_INSTRUCTIONS TO FOLLOW_: The entries are to be printed again word for word, but no picture may appear.

DATA RECORDS below:

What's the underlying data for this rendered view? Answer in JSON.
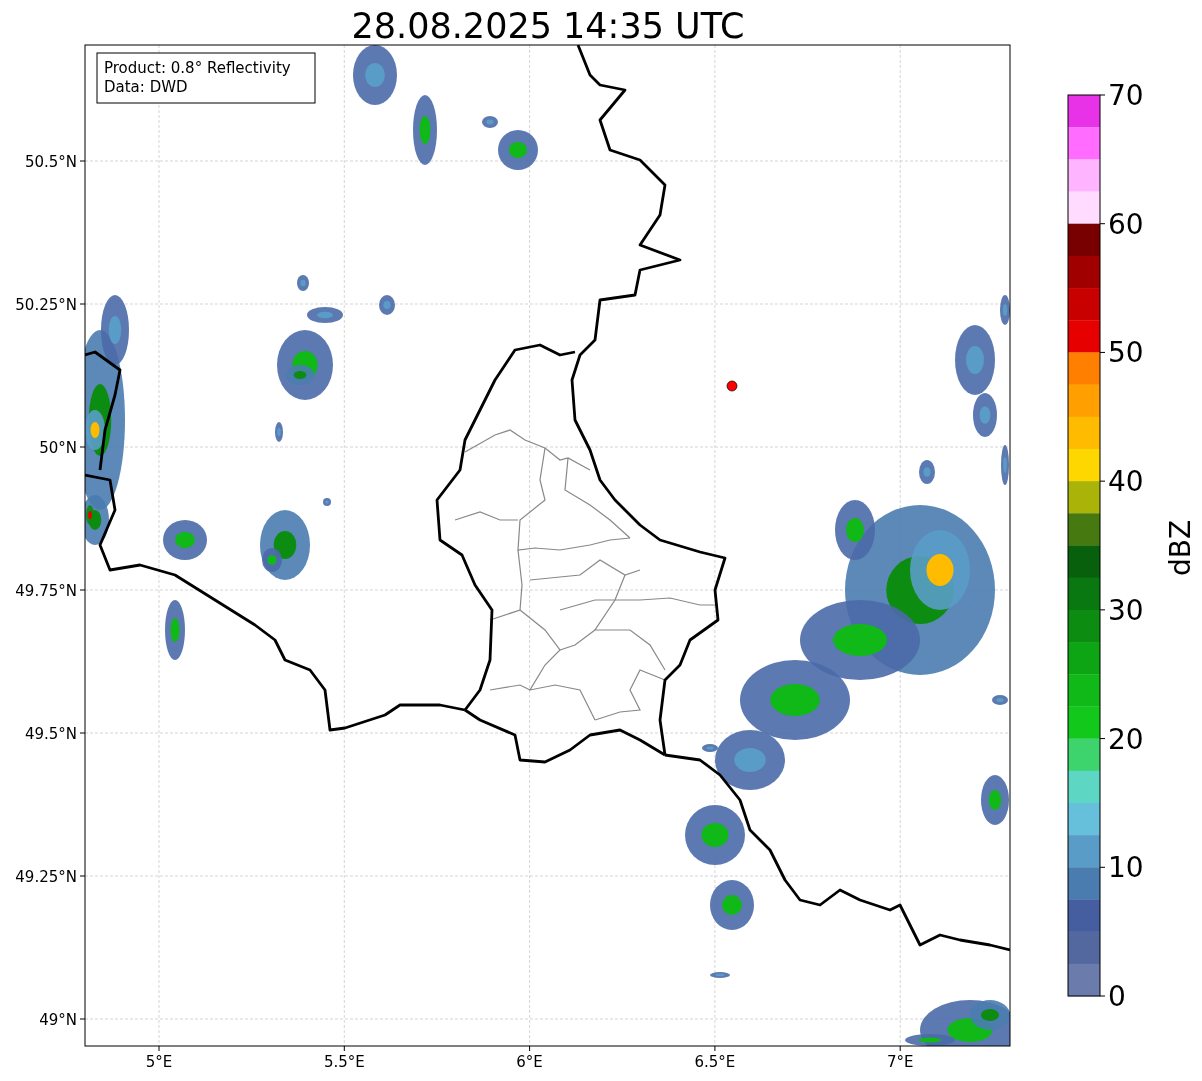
{
  "title": "28.08.2025 14:35 UTC",
  "info_box": [
    "Product: 0.8° Reflectivity",
    "Data: DWD"
  ],
  "map": {
    "lat_ticks": [
      "50.5°N",
      "50.25°N",
      "50°N",
      "49.75°N",
      "49.5°N",
      "49.25°N",
      "49°N"
    ],
    "lon_ticks": [
      "5°E",
      "5.5°E",
      "6°E",
      "6.5°E",
      "7°E"
    ]
  },
  "colorbar": {
    "label": "dBZ",
    "ticks": [
      "70",
      "60",
      "50",
      "40",
      "30",
      "20",
      "10",
      "0"
    ],
    "bins": [
      {
        "color": "#e832e8"
      },
      {
        "color": "#ff6cff"
      },
      {
        "color": "#ffb4ff"
      },
      {
        "color": "#ffdcff"
      },
      {
        "color": "#780000"
      },
      {
        "color": "#a00000"
      },
      {
        "color": "#c80000"
      },
      {
        "color": "#e60000"
      },
      {
        "color": "#ff8000"
      },
      {
        "color": "#ff9f00"
      },
      {
        "color": "#ffbb00"
      },
      {
        "color": "#ffd700"
      },
      {
        "color": "#aab408"
      },
      {
        "color": "#467a10"
      },
      {
        "color": "#08600c"
      },
      {
        "color": "#0a7810"
      },
      {
        "color": "#0c8c10"
      },
      {
        "color": "#0ea514"
      },
      {
        "color": "#10b818"
      },
      {
        "color": "#12c81a"
      },
      {
        "color": "#3dd46e"
      },
      {
        "color": "#5ed6c4"
      },
      {
        "color": "#66c0dc"
      },
      {
        "color": "#5a9cc8"
      },
      {
        "color": "#4a7cb0"
      },
      {
        "color": "#445ea0"
      },
      {
        "color": "#5468a0"
      },
      {
        "color": "#6b7bab"
      }
    ]
  }
}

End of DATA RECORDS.

_REPLY TO THE EXERCISE_:
What's the underlying data for this rendered view? Answer in JSON.
{
  "title": "28.08.2025 14:35 UTC",
  "info_box": [
    "Product: 0.8° Reflectivity",
    "Data: DWD"
  ],
  "map": {
    "lat_ticks": [
      "50.5°N",
      "50.25°N",
      "50°N",
      "49.75°N",
      "49.5°N",
      "49.25°N",
      "49°N"
    ],
    "lon_ticks": [
      "5°E",
      "5.5°E",
      "6°E",
      "6.5°E",
      "7°E"
    ]
  },
  "colorbar": {
    "label": "dBZ",
    "ticks": [
      "70",
      "60",
      "50",
      "40",
      "30",
      "20",
      "10",
      "0"
    ],
    "bins": [
      {
        "color": "#e832e8"
      },
      {
        "color": "#ff6cff"
      },
      {
        "color": "#ffb4ff"
      },
      {
        "color": "#ffdcff"
      },
      {
        "color": "#780000"
      },
      {
        "color": "#a00000"
      },
      {
        "color": "#c80000"
      },
      {
        "color": "#e60000"
      },
      {
        "color": "#ff8000"
      },
      {
        "color": "#ff9f00"
      },
      {
        "color": "#ffbb00"
      },
      {
        "color": "#ffd700"
      },
      {
        "color": "#aab408"
      },
      {
        "color": "#467a10"
      },
      {
        "color": "#08600c"
      },
      {
        "color": "#0a7810"
      },
      {
        "color": "#0c8c10"
      },
      {
        "color": "#0ea514"
      },
      {
        "color": "#10b818"
      },
      {
        "color": "#12c81a"
      },
      {
        "color": "#3dd46e"
      },
      {
        "color": "#5ed6c4"
      },
      {
        "color": "#66c0dc"
      },
      {
        "color": "#5a9cc8"
      },
      {
        "color": "#4a7cb0"
      },
      {
        "color": "#445ea0"
      },
      {
        "color": "#5468a0"
      },
      {
        "color": "#6b7bab"
      }
    ]
  }
}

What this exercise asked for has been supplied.